### TASK DIRECTIONS
In full and without error, repeat the entries below.

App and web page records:
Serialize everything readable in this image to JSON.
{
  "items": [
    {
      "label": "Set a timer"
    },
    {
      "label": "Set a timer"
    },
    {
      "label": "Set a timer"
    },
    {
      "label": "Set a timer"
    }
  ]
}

### RESPONSE
Serialize everything readable in this image to JSON.
{
  "items": [
    {
      "label": "Set a timer"
    },
    {
      "label": "Set a timer"
    },
    {
      "label": "Set a timer"
    },
    {
      "label": "Set a timer"
    }
  ]
}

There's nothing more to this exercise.